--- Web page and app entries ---
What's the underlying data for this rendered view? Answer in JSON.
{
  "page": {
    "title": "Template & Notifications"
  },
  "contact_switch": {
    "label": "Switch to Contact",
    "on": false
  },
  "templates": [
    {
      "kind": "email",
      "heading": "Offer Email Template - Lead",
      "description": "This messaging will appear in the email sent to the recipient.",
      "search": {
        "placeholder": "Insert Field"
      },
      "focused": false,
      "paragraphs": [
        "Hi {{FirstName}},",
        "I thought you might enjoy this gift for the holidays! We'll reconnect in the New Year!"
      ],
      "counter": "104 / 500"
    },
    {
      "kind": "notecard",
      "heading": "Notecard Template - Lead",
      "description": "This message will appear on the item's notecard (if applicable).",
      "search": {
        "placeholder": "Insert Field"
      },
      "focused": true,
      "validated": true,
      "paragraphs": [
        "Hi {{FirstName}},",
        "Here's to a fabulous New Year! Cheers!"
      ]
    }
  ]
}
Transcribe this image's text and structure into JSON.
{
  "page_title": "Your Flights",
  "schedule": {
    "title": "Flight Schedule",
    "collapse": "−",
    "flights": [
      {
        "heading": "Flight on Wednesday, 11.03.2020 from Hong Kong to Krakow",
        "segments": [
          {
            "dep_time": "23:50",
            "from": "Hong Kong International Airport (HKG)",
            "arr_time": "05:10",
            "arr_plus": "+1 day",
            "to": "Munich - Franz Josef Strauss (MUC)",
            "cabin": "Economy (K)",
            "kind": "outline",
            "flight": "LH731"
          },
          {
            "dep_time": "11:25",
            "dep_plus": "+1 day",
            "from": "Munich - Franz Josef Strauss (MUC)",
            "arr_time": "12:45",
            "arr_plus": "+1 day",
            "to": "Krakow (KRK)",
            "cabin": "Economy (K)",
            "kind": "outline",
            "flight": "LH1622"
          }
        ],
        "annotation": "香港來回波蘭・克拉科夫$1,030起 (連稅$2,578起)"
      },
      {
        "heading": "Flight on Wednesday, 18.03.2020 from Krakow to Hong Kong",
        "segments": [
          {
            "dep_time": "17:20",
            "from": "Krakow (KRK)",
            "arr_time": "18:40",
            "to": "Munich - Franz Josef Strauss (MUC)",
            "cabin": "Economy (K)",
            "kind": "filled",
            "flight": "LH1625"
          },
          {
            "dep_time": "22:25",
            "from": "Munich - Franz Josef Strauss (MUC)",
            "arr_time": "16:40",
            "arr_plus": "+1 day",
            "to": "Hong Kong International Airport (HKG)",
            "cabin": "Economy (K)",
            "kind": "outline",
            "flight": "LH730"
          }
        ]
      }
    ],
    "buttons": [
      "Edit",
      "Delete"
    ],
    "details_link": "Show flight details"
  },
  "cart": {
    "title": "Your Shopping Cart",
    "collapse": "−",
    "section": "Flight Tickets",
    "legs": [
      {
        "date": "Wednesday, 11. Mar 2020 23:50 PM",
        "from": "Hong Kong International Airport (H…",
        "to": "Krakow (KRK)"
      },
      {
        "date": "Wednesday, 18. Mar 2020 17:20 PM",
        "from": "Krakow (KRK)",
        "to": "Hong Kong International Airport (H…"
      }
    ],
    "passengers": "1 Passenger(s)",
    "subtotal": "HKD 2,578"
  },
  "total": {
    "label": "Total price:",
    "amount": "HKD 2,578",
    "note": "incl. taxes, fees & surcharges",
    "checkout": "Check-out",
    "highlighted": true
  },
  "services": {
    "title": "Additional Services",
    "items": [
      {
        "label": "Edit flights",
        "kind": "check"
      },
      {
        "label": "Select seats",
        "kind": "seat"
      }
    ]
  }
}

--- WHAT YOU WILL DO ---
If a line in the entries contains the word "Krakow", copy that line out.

--- OUTPUT OF THE EXERCISE ---
        "heading": "Flight on Wednesday, 11.03.2020 from Hong Kong to Krakow",
            "to": "Krakow (KRK)",
        "heading": "Flight on Wednesday, 18.03.2020 from Krakow to Hong Kong",
            "from": "Krakow (KRK)",
        "to": "Krakow (KRK)"
        "from": "Krakow (KRK)",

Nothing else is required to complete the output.